And these analyses understate the savings, because they only weigh the costs of providing birth control against the costs of unplanned pregnancies (whether they end in a birth or an abortion). As HHS notes, “when indirect costs such as time away from work and productivity loss are considered, they further reduce the total cost to an employer.”
Global Health Outcomes developed a model that incorporates costs of contraception, costs of unintended pregnancy, and indirect costs. They find that it saves employers $97 per year per employee to offer a comprehensive contraceptive benefit. Similarly, the PwC actuaries state that after all effects are taken into account, providing contraceptive services is “cost-saving.”
Even this more comprehensive accounting still understates the savings that result from good family planning. As ABC news reported, an analysis of 30 years of research published in the Journal of the American Medical Association found that spacing out childbirths results in significant health benefits for both mothers and infants. “Women who space their pregnancies close together,” the study found, “are at an increased risk of giving birth prematurely, and having a baby with a low birth weight who's smaller.” What's more, “if the time between pregnancies was less than 18 months or more than five years, the babies born during the second pregnancy were at a higher risk of having difficulties early in life.”
Premature and underweight births run up really high bills.
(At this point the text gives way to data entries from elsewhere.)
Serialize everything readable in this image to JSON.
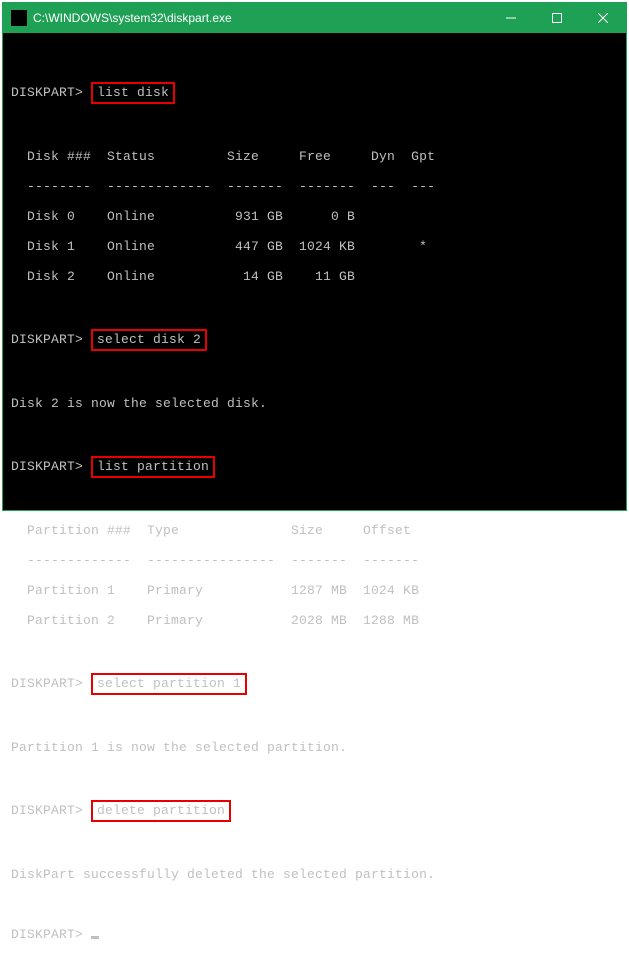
{
  "titlebar": {
    "path": "C:\\WINDOWS\\system32\\diskpart.exe"
  },
  "prompt": "DISKPART>",
  "commands": {
    "list_disk": "list disk",
    "select_disk": "select disk 2",
    "list_partition": "list partition",
    "select_partition": "select partition 1",
    "delete_partition": "delete partition"
  },
  "disk_table": {
    "header": "  Disk ###  Status         Size     Free     Dyn  Gpt",
    "divider": "  --------  -------------  -------  -------  ---  ---",
    "rows": [
      "  Disk 0    Online          931 GB      0 B",
      "  Disk 1    Online          447 GB  1024 KB        *",
      "  Disk 2    Online           14 GB    11 GB"
    ]
  },
  "messages": {
    "disk_selected": "Disk 2 is now the selected disk.",
    "partition_selected": "Partition 1 is now the selected partition.",
    "delete_success": "DiskPart successfully deleted the selected partition."
  },
  "partition_table": {
    "header": "  Partition ###  Type              Size     Offset",
    "divider": "  -------------  ----------------  -------  -------",
    "rows": [
      "  Partition 1    Primary           1287 MB  1024 KB",
      "  Partition 2    Primary           2028 MB  1288 MB"
    ]
  },
  "colors": {
    "titlebar_bg": "#1fa155",
    "terminal_bg": "#000000",
    "text": "#c0c0c0",
    "highlight_border": "#e60000"
  }
}
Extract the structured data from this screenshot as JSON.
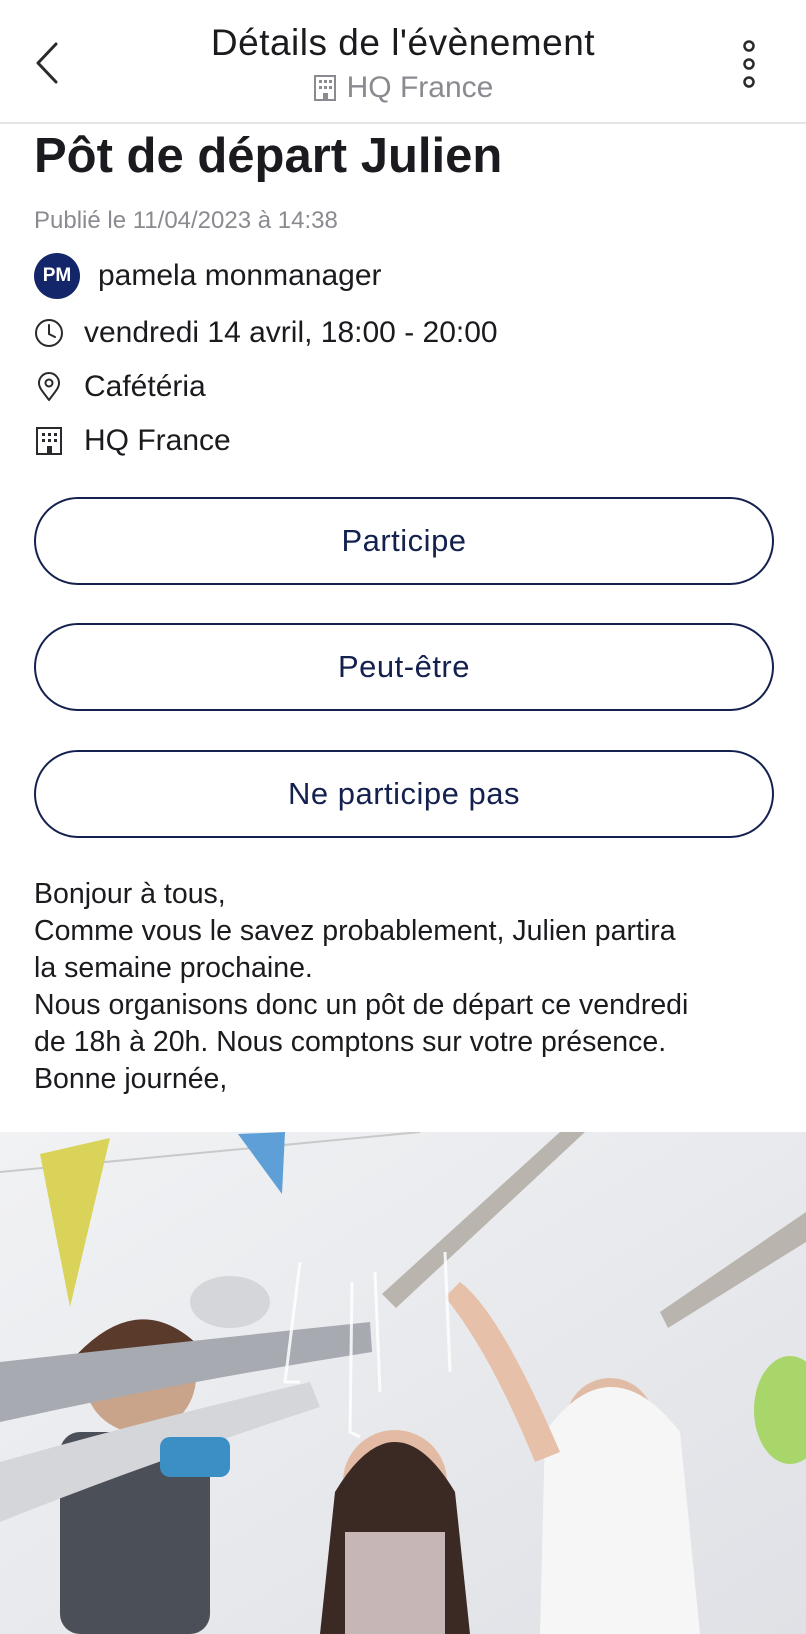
{
  "header": {
    "title": "Détails de l'évènement",
    "subtitle": "HQ France"
  },
  "event": {
    "title": "Pôt de départ Julien",
    "published": "Publié le 11/04/2023 à 14:38",
    "organizer_initials": "PM",
    "organizer_name": "pamela monmanager",
    "datetime": "vendredi 14 avril, 18:00 - 20:00",
    "location": "Cafétéria",
    "site": "HQ France"
  },
  "rsvp": {
    "yes": "Participe",
    "maybe": "Peut-être",
    "no": "Ne participe pas"
  },
  "description": [
    "Bonjour à tous,",
    "Comme vous le savez probablement, Julien partira",
    "la semaine prochaine.",
    "Nous organisons donc un pôt de départ ce vendredi",
    "de 18h à 20h. Nous comptons sur votre présence.",
    "Bonne journée,"
  ],
  "colors": {
    "accent": "#14214f",
    "avatar_bg": "#13266a",
    "muted_text": "#8a8a90"
  },
  "icons": {
    "back": "chevron-left-icon",
    "more": "more-vertical-icon",
    "building": "building-icon",
    "clock": "clock-icon",
    "location": "location-pin-icon"
  }
}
According to a report in BusinessWeek, “Corporations pay out nearly 15 times as much for babies born prematurely in their first year of life as for full-term babies, at an average cost of about $41,000 per child. For the earliest of the preemies, who are born in fewer than 28 weeks and spend up to three months in the hospital, the tab is higher.” Norman J. Waitzman, a professor of economics at the University of Utah, told BusinessWeek, "The million-dollar babies are there."
And there's yet another matter to consider: the use of birth-control pills to prevent or treat a variety of medical issues. While religious conservatives are offended by the idea of consequence-free sex, birth control pills are simply a hormonal therapy. “A lot of the women I see who require contraceptive methods are actually using them for non-contraceptive indications,” said UC Davis' Kelly Cullwell. “Some of those women can actually have life-threatening” conditions,” she added. Contraceptives are medicine, used to treat painful or irregular periods and the transition into menopause, and prevent bone loss and the development of non-cancerous cysts in the breasts, cervix and uterus.
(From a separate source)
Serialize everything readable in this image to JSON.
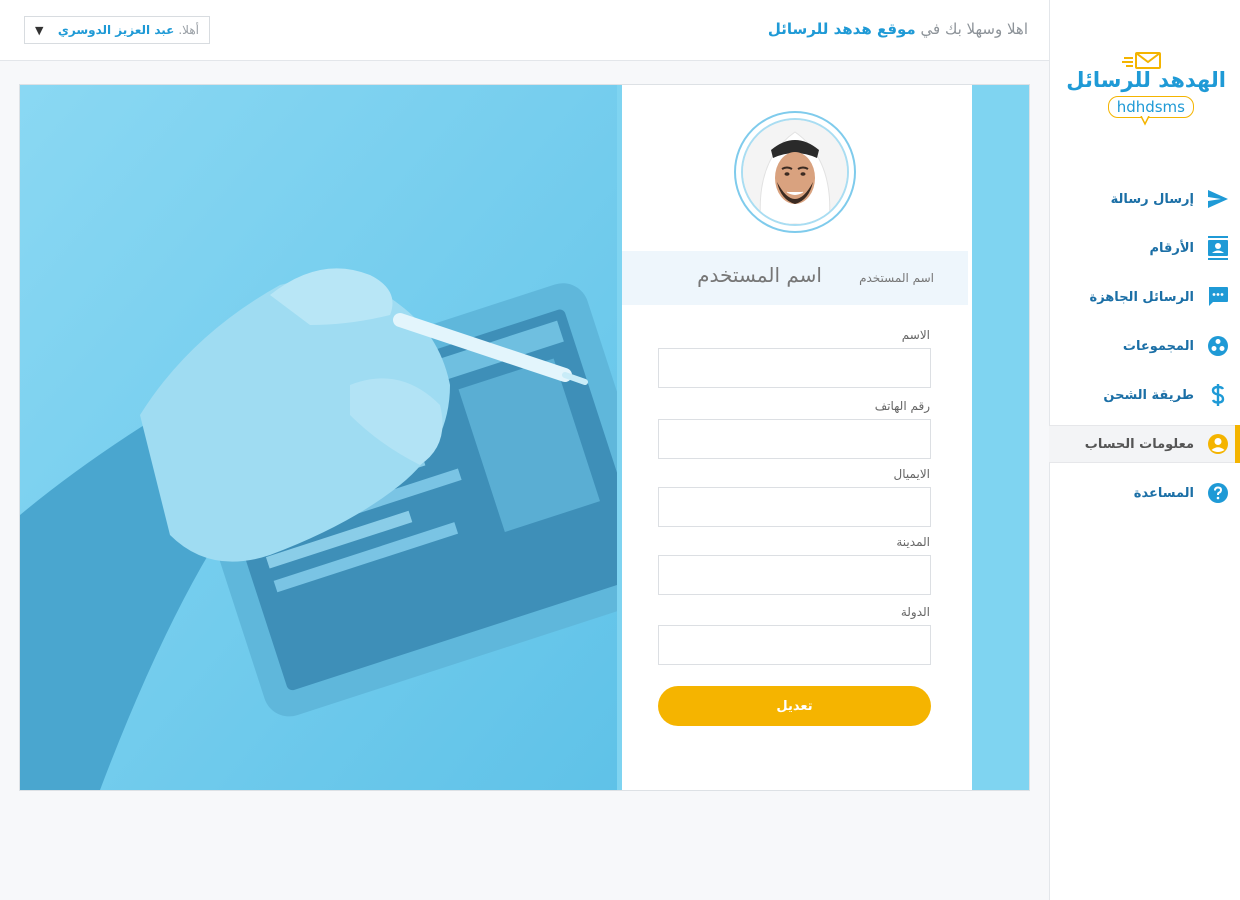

All of this cuts down on overall healthcare costs, lost work days and decreased productivity. And that explains why even as conservative bloggers and the Atlantic's oft-mocked business editor are convinced that religious organizations will stealthily end up being stuck with some sort of “cost,” we haven't heard the insurance industry gripe about that aspect of the rule. It issued a statement decrying the “precedent” the administration set, but it's worth noting that its objections were non-economic, and seemed pretty mild.
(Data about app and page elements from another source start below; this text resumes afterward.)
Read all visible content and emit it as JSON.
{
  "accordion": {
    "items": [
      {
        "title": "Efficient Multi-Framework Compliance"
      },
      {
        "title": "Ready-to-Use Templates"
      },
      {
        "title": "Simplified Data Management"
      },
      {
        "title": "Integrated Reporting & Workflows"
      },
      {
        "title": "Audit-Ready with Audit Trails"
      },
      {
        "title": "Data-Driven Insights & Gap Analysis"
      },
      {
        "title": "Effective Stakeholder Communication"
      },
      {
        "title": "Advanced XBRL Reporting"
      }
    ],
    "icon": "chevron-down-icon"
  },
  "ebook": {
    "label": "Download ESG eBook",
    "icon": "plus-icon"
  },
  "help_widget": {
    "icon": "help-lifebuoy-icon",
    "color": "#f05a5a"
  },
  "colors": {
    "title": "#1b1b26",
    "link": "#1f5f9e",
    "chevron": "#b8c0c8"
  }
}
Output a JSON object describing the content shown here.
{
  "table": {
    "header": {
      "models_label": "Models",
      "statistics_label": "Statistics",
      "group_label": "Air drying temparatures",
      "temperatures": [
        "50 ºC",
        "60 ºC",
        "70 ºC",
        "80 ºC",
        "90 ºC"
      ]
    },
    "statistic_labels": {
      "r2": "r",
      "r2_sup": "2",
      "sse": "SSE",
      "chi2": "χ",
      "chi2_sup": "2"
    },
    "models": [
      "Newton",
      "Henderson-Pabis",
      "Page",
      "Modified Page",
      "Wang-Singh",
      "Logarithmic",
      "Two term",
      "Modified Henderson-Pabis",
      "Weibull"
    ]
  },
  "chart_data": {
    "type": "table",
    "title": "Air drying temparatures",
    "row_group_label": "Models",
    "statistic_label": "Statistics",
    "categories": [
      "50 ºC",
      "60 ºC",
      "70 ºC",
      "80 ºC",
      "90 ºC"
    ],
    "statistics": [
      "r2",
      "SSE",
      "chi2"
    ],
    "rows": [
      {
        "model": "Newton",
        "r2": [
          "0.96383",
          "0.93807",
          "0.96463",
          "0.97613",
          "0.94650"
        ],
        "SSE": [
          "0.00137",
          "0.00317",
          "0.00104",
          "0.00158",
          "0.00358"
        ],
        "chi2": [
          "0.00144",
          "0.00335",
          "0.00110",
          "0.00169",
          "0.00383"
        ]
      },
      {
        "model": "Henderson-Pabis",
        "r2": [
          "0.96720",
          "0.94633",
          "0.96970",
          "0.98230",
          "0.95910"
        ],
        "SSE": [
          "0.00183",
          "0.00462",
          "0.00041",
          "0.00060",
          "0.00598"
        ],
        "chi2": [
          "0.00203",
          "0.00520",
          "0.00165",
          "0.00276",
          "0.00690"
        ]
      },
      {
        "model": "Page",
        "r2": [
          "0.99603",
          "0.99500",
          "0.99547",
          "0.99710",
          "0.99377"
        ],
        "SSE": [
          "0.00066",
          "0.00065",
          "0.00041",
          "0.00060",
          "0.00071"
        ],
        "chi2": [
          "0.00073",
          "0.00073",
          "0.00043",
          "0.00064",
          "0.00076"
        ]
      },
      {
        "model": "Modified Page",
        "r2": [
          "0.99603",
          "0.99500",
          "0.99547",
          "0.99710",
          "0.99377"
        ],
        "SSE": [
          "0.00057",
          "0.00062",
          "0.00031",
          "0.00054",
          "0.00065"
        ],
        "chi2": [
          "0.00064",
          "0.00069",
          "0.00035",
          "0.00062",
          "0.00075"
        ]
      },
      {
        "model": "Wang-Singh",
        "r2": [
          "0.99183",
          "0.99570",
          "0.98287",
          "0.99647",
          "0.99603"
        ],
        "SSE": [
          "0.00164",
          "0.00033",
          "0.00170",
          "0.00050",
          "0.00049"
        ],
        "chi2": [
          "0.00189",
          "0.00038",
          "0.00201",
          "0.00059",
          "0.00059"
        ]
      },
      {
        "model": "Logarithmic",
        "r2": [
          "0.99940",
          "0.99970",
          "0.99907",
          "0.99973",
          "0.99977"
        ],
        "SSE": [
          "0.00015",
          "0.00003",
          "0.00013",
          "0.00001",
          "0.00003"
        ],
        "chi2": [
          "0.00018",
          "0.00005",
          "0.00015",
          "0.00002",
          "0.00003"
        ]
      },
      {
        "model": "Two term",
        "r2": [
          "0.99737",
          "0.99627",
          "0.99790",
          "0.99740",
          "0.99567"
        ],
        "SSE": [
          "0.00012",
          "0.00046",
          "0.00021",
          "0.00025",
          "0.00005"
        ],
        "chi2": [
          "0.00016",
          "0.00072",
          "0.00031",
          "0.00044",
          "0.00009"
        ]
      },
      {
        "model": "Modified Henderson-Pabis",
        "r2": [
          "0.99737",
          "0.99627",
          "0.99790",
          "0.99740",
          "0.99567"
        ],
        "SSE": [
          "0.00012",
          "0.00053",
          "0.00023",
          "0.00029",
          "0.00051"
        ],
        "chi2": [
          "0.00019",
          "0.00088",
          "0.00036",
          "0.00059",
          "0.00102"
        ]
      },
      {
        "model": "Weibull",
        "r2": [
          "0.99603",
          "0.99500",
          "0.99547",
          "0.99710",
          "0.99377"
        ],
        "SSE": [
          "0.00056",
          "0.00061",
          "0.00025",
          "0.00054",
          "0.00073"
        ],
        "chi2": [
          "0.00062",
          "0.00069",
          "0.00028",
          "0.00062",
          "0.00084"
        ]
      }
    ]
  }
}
And that's because the industry understands human biology. Corporations like saving money, and insurers know from actuarial studies and real-world experience that by providing cost-free contraception to working women, they'll do just that.